• What you will do:
The lines to copy from the data below are those that hold the string "icons".

*** Data for analysis Section Begins ***

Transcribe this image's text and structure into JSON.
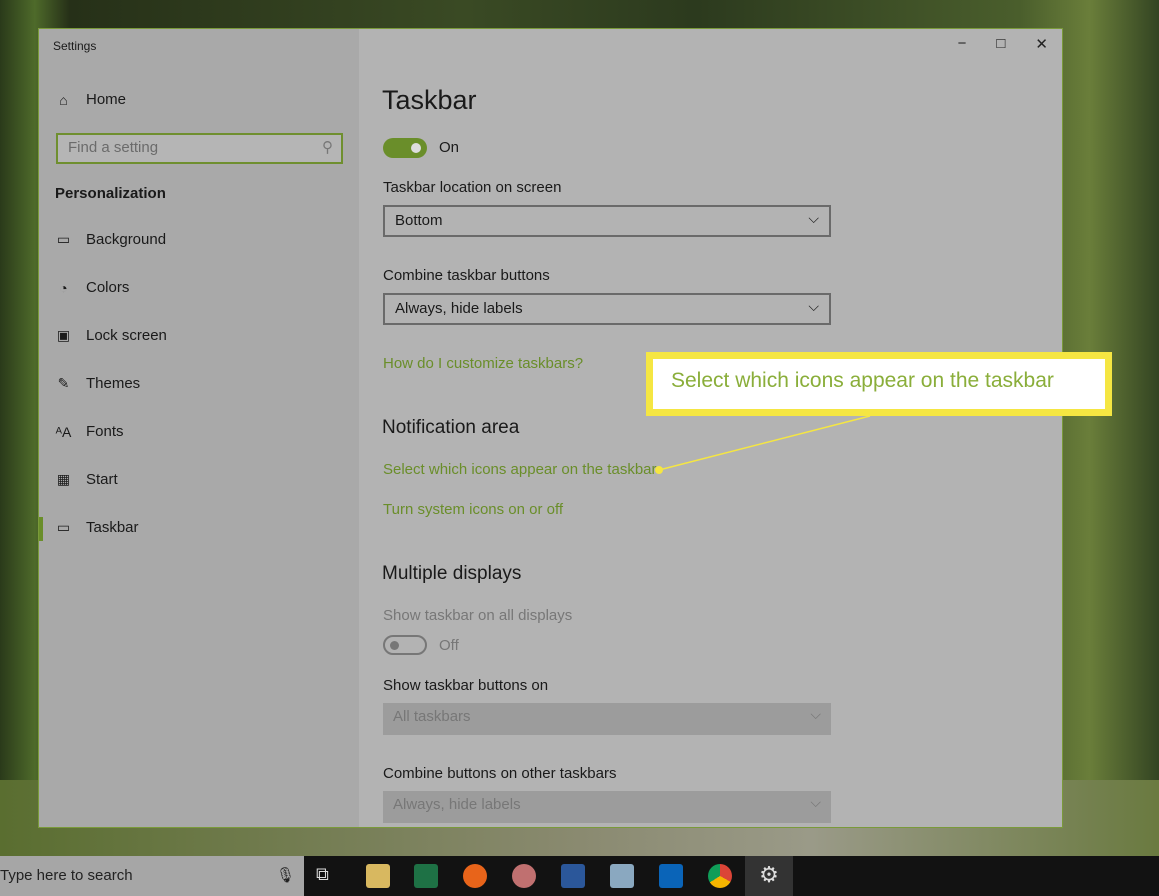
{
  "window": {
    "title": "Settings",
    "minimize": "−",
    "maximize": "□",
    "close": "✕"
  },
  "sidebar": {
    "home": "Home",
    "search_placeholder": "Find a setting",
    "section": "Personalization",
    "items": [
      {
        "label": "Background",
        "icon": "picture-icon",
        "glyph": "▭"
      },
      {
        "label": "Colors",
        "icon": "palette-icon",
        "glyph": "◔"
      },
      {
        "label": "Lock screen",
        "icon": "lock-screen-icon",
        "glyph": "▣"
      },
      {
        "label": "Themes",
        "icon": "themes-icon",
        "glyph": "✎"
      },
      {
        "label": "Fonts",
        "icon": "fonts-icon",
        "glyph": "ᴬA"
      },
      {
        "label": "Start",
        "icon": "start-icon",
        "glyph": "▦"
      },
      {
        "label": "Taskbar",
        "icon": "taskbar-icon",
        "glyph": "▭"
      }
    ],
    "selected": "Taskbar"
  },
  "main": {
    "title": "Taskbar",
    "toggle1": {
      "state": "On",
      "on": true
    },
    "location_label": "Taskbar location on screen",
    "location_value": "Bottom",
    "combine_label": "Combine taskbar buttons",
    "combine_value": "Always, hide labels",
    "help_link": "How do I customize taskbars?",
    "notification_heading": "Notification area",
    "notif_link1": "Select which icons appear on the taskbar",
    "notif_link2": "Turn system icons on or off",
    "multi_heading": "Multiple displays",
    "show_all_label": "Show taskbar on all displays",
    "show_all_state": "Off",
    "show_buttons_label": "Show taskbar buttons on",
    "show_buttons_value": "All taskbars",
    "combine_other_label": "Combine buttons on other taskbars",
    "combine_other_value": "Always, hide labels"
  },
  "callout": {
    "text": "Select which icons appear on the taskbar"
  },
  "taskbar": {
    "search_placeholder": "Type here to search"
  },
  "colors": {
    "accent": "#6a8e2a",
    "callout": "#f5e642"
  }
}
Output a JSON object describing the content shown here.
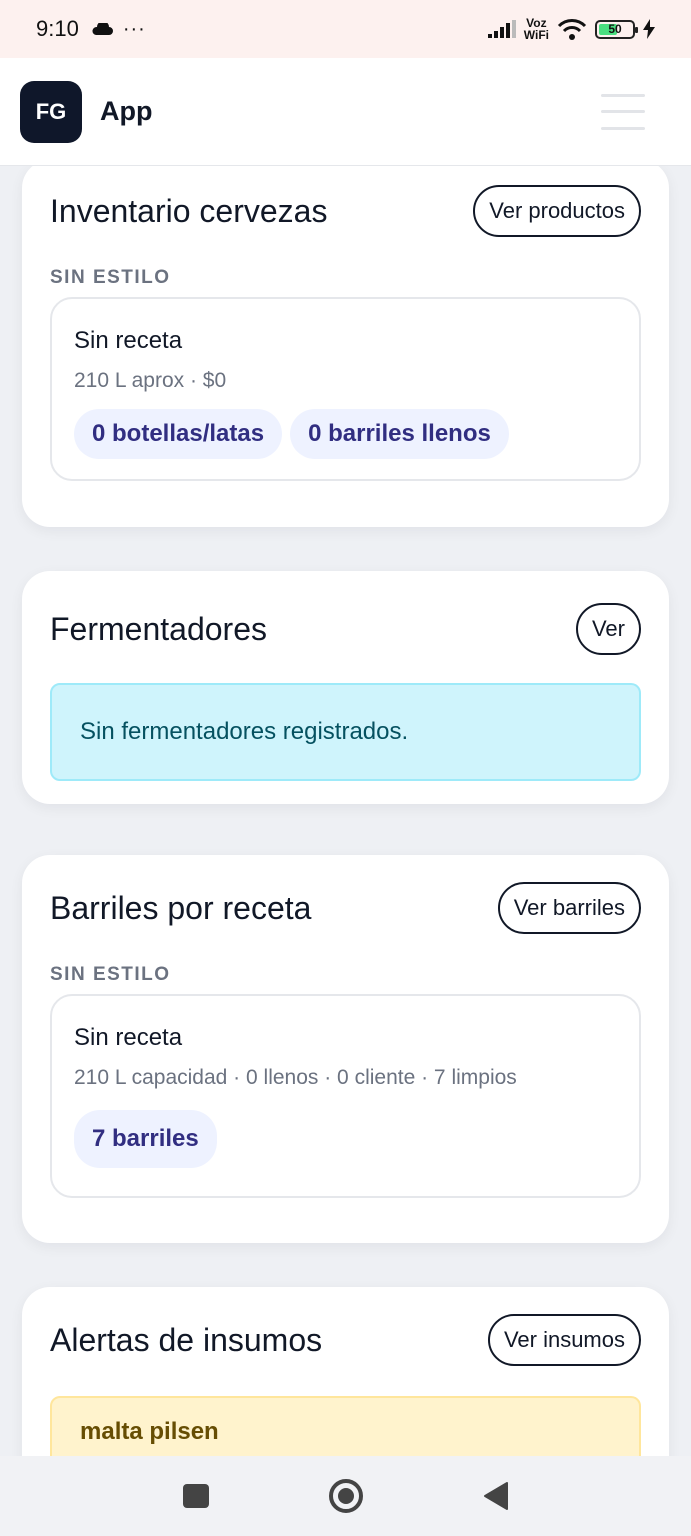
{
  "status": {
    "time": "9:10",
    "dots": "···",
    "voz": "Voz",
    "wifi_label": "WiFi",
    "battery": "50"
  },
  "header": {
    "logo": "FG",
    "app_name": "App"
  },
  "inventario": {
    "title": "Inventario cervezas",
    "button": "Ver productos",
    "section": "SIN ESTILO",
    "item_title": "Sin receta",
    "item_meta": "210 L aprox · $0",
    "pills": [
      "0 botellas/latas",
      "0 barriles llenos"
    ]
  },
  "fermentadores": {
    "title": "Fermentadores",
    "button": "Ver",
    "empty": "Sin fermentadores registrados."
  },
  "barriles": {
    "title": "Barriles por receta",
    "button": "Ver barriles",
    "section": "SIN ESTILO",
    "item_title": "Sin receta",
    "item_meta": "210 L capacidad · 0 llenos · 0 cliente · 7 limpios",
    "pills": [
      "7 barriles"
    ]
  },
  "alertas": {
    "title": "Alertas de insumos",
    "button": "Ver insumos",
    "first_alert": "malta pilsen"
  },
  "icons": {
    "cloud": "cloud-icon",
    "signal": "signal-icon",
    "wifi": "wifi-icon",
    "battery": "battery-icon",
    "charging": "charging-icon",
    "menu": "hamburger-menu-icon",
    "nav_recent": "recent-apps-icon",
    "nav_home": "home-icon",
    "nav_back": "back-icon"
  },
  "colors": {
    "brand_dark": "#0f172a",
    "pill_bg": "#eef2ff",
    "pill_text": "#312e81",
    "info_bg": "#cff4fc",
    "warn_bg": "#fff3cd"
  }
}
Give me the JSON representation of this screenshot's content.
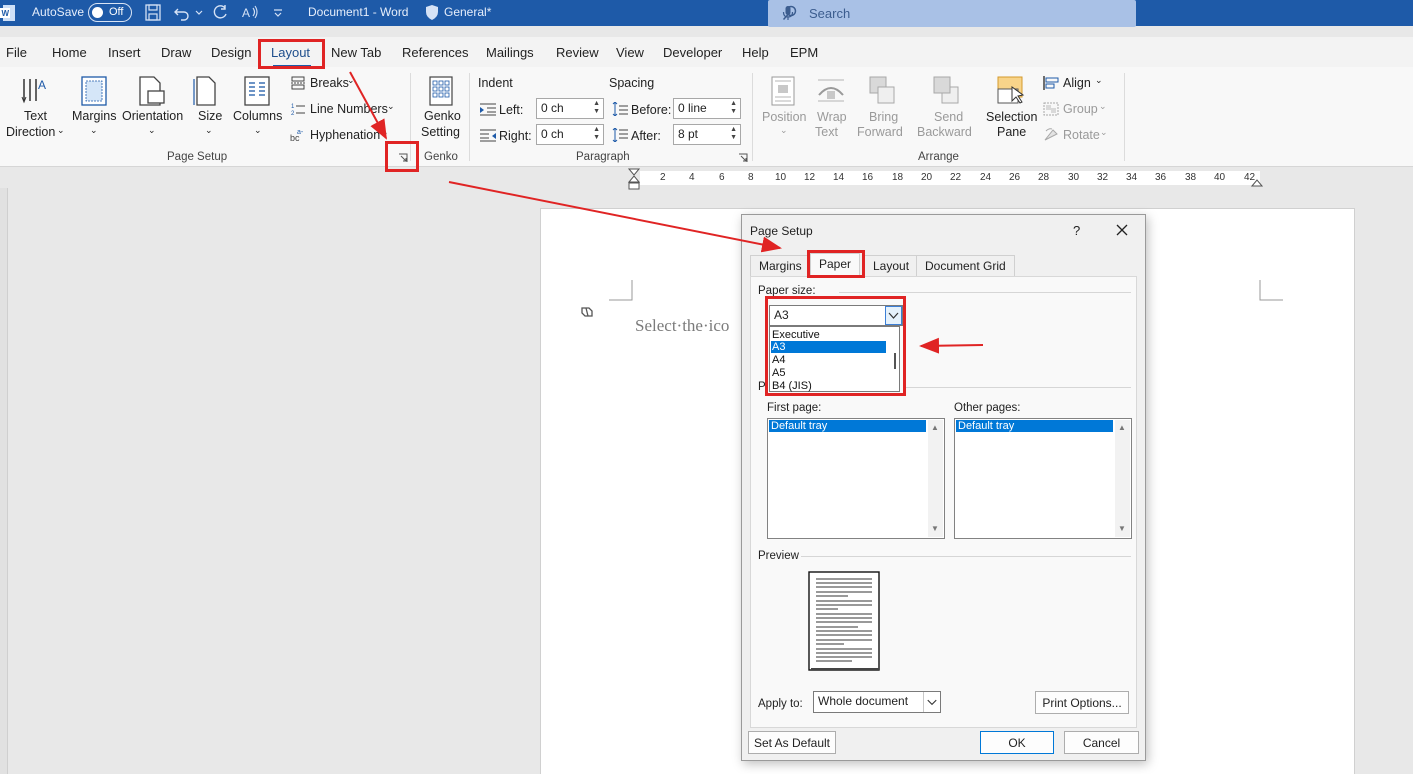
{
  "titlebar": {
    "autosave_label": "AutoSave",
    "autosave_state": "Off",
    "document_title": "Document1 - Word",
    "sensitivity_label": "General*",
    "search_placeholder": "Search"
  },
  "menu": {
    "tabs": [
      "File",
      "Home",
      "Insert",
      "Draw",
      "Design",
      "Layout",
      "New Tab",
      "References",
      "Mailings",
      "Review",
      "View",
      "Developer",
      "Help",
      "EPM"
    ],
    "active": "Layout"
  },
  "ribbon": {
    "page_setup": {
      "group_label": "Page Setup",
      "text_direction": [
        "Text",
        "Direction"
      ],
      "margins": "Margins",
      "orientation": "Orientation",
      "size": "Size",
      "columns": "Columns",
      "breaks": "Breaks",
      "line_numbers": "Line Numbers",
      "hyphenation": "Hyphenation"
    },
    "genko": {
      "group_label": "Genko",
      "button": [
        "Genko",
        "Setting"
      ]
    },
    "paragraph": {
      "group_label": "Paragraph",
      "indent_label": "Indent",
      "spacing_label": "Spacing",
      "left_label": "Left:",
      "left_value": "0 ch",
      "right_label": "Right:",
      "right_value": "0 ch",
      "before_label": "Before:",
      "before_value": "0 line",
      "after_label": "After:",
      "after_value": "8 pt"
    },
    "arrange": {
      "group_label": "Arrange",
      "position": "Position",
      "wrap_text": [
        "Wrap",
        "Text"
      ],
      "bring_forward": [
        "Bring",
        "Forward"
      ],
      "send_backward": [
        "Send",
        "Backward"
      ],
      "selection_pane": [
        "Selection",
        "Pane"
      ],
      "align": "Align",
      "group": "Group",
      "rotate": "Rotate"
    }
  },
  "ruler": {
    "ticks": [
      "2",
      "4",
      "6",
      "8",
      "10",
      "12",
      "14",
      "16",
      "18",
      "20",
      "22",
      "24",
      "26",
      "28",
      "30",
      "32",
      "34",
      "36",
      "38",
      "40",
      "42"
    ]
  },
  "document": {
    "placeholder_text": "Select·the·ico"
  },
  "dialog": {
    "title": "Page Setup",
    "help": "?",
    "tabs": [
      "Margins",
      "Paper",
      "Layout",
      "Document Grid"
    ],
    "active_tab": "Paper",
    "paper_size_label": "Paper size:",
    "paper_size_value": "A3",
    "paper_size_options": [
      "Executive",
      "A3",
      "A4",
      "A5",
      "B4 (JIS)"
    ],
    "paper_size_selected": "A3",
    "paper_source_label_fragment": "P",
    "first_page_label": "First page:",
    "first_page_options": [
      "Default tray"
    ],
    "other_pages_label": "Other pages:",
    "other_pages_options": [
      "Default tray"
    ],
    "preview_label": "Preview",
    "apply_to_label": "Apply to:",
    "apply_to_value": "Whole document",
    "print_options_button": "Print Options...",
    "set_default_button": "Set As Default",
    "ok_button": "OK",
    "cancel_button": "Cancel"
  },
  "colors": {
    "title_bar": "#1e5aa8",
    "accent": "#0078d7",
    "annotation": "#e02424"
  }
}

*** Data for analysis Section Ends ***

• Exercise output:
    "notif_link1": "Select which icons appear on the taskbar",
    "notif_link2": "Turn system icons on or off",
    "text": "Select which icons appear on the taskbar"
  "icons": {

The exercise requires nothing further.